Ankle replacement surgery is a treatment used to replace a damaged ankle joint with a prosthetic. Usually, the patient is put under general anesthesia, so that they are asleep and do not feel pain. Next, the surgeon makes a cut in the front of the ankle, exposing the ankle joint. After gently pushing the tendons, nerves, and blood vessels to the side, the surgeon removes the damaged bone and cartilage. The surgeon removes the damaged parts of the lower end of the shin bone and the top of the foot bone. Then metal parts of the new artificial joint are attached to the cut bony surfaces and a piece of plastic is inserted between them. The surgeon then puts the tendons and nerves back into place and stitches the incision site closed. The ankle is typically immobilized with a splint, cast, or brace while the patient recovers. To learn more about ankle replacement surgery, speak with a podiatrist. 

In certain cases, in which the patient suffers from extreme pain or damage in a joint, joint replacement surgery may be deemed useful. If you have constant pain in a foot joint, consult with Dr. Rick L. Simon from Lansdale, Pennsylvania. Our doctor will assess your condition and provide you with quality foot and ankle treatment.

What Is Joint Replacement Surgery?

Over time, joints wear down; this can be exacerbated by diseases and conditions. Joint replacement surgery, also known as arthroplasty, is when a damaged joint is surgically removed and replaced with a prosthesis. Prostheses, which can be made of ceramic, plastic, or metal, act as joints in lieu of an actual joint. One of the most prevalent causes for joint replacement is arthritis.

Arthritis in the Foot

Arthritis can occur in any joint in the body, including in the feet. Common types of arthritis in the foot are osteoarthritis, rheumatoid arthritis, and gout. The big toe is usually where arthritis occurs in the foot; this is known as hallux rigidus.

Joint Replacement Surgery in the Foot

The most common form of joint replacement in the foot is a first metatarsophalangeal (MTP) joint placement. MTP joint replacement surgery is designed to treat hallux rigidus. Surgery is not intensive, and recovery occurs within one to two months after the procedure has been done. Overall, joint replacement surgery is a safe and effective way to treat pain in the joint of the foot.
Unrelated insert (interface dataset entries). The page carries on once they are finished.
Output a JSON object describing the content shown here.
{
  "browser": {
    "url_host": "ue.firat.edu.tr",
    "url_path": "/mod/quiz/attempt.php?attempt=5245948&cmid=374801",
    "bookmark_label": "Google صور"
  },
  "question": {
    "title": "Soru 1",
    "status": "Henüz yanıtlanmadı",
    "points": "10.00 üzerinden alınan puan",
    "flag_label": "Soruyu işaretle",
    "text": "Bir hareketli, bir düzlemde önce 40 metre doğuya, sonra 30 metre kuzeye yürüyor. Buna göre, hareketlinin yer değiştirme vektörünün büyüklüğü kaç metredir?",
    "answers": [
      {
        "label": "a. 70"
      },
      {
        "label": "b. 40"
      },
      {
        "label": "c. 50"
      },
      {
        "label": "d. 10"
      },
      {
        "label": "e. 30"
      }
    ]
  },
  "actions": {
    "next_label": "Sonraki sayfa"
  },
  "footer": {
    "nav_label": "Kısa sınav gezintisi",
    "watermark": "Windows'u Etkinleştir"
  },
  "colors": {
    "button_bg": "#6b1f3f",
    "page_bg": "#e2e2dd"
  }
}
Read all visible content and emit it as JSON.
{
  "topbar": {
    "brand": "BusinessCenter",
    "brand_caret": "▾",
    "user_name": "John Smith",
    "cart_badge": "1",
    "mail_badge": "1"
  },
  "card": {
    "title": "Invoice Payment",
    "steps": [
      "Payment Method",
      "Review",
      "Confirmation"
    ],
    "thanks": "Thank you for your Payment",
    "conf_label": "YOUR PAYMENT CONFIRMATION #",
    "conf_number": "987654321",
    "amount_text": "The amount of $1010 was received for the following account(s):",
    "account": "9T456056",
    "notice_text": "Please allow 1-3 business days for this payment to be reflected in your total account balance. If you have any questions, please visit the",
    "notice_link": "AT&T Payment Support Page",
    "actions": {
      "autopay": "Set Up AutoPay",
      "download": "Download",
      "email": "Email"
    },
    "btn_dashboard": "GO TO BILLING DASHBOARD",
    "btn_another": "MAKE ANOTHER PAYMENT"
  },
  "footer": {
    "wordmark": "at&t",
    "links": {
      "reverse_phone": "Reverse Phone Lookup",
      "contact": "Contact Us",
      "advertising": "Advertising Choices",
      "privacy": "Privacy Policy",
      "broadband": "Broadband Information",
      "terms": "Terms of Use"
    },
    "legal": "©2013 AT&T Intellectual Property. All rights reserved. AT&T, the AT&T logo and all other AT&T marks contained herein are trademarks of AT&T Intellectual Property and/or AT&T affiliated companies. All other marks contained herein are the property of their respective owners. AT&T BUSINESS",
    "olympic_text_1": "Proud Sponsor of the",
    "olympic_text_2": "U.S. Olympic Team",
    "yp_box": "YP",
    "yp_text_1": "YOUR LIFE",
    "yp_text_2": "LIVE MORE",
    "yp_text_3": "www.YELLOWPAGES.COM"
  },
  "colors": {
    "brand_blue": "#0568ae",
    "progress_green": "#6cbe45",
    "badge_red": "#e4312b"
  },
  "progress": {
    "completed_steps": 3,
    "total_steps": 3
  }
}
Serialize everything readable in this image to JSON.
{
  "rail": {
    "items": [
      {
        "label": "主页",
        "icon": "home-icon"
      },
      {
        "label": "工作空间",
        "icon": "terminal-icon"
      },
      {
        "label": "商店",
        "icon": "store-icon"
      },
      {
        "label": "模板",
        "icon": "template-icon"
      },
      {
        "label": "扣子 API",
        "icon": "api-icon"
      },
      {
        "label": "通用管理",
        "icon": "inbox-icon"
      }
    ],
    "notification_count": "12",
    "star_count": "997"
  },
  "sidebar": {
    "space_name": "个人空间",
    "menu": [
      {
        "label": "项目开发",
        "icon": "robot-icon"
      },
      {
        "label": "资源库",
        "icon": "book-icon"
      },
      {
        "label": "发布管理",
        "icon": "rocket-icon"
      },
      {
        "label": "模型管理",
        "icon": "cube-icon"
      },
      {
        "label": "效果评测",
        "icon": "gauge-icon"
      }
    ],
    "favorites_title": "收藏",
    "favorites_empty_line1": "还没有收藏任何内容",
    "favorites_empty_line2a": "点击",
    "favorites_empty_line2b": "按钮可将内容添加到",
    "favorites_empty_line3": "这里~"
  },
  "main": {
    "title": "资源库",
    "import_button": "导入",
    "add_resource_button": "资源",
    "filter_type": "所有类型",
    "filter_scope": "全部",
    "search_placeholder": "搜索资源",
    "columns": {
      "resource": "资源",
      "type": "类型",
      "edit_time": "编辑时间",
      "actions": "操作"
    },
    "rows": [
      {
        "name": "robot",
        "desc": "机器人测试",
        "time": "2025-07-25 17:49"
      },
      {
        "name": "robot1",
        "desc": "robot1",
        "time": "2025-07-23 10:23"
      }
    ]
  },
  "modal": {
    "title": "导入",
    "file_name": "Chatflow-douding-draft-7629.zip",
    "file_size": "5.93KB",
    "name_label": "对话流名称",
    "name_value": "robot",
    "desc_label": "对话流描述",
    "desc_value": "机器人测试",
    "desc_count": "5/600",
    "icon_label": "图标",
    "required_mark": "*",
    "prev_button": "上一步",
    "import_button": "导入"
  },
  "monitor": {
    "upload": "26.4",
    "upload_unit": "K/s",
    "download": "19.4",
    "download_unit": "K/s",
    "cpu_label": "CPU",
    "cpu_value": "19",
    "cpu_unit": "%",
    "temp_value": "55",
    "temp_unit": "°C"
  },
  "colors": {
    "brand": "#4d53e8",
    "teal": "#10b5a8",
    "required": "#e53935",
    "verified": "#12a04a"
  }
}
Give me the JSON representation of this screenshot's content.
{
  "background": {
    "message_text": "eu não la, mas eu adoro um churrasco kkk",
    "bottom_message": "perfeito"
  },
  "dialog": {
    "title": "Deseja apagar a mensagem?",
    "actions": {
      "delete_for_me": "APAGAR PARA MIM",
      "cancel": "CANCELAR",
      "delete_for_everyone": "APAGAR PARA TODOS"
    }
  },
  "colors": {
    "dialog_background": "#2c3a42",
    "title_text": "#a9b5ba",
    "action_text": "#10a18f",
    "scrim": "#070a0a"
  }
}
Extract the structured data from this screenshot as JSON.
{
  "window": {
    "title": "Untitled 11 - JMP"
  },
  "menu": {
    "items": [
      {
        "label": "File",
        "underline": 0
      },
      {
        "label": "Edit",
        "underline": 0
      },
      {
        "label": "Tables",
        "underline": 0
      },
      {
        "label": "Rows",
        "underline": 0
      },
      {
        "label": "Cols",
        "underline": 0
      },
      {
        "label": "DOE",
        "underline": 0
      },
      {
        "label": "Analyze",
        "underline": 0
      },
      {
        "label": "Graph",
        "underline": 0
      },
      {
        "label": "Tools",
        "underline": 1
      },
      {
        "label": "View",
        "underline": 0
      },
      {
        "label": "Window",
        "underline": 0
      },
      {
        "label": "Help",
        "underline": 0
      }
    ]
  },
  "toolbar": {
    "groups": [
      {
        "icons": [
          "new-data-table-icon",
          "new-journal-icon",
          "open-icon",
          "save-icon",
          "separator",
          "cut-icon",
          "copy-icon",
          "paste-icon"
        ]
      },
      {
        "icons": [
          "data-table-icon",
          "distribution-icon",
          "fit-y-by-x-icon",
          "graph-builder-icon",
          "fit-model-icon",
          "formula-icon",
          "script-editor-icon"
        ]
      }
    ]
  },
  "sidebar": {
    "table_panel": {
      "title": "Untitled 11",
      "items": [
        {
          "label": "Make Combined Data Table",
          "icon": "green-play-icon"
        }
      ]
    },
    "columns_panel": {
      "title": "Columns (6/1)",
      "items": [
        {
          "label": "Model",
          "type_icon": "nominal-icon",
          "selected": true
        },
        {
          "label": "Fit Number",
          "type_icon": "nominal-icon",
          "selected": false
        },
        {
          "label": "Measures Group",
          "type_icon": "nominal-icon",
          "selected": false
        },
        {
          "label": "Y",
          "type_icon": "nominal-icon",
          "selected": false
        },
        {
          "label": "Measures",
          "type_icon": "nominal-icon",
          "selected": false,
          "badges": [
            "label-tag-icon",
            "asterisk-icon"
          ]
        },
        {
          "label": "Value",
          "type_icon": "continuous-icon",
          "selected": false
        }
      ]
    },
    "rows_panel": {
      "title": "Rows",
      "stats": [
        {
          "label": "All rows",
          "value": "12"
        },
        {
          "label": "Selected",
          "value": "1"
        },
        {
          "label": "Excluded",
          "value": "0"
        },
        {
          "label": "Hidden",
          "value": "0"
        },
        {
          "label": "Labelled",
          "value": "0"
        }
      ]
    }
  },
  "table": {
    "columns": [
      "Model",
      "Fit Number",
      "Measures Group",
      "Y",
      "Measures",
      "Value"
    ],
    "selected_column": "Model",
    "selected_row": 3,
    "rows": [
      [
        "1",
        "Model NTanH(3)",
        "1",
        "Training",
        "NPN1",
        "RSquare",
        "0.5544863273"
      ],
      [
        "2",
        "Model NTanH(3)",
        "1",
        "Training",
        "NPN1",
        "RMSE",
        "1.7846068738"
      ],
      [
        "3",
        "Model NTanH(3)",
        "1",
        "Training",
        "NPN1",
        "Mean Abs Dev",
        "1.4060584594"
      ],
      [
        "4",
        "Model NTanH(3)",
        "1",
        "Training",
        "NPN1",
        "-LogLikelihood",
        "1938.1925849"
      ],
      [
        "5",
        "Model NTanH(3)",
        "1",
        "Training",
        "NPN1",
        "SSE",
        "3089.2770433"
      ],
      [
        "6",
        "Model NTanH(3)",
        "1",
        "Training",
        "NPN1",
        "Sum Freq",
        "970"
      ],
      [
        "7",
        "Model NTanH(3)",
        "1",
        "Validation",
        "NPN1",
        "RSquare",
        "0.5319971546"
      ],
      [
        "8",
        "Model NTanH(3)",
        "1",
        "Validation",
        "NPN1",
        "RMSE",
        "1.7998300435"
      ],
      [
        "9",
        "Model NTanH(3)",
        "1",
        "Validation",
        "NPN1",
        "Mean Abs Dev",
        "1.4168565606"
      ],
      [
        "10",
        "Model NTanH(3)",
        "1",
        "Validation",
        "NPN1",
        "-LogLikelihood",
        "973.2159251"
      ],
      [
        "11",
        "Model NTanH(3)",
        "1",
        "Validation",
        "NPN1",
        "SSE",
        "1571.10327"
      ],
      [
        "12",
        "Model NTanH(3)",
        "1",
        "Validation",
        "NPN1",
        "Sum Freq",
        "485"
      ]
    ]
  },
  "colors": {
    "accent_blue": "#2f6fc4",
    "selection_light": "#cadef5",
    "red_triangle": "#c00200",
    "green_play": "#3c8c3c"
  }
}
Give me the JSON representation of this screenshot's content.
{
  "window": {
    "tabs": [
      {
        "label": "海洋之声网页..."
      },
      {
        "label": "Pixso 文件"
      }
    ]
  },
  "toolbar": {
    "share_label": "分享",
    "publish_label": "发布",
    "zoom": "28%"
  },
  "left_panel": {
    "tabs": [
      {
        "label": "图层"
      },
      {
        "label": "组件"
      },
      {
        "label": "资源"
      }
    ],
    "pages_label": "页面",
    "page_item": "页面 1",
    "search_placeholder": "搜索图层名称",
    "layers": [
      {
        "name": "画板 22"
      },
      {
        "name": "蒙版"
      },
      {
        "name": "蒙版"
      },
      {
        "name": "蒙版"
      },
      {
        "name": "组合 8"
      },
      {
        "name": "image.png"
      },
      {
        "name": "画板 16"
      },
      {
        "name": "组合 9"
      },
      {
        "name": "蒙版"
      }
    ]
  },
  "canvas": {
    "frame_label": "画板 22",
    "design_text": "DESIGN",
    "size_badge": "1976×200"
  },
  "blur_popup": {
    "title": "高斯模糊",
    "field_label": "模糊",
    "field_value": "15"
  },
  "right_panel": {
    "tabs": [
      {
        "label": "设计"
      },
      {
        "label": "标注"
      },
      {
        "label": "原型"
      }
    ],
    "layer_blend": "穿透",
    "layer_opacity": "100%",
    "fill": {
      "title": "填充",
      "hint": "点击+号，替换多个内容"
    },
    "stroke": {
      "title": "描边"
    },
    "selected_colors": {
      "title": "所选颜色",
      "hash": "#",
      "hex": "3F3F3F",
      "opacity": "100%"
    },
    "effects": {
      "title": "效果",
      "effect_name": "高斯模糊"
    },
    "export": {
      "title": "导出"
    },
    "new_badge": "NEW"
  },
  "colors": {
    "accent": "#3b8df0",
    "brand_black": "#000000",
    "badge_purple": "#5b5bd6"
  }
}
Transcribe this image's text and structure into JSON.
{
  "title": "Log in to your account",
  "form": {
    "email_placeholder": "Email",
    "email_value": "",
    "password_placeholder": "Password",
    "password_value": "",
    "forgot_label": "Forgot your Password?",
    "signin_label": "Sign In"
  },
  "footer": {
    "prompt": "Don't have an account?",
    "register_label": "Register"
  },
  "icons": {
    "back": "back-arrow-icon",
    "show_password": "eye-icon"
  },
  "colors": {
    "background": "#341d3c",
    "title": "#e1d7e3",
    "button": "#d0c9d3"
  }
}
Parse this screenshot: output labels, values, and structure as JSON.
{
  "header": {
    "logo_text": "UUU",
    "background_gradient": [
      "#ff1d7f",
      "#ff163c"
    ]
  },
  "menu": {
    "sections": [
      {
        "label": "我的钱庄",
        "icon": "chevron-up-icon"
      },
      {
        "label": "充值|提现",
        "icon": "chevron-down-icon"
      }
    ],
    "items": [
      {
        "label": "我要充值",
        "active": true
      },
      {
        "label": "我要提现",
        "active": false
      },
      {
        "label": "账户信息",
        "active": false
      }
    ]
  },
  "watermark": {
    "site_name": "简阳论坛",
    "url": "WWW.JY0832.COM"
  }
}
If you have any questions, please feel free to contact our office located in Lansdale, PA. We offer the newest diagnostic and treatment technologies for all your foot care needs.

Read more about Joint Replacement Surgery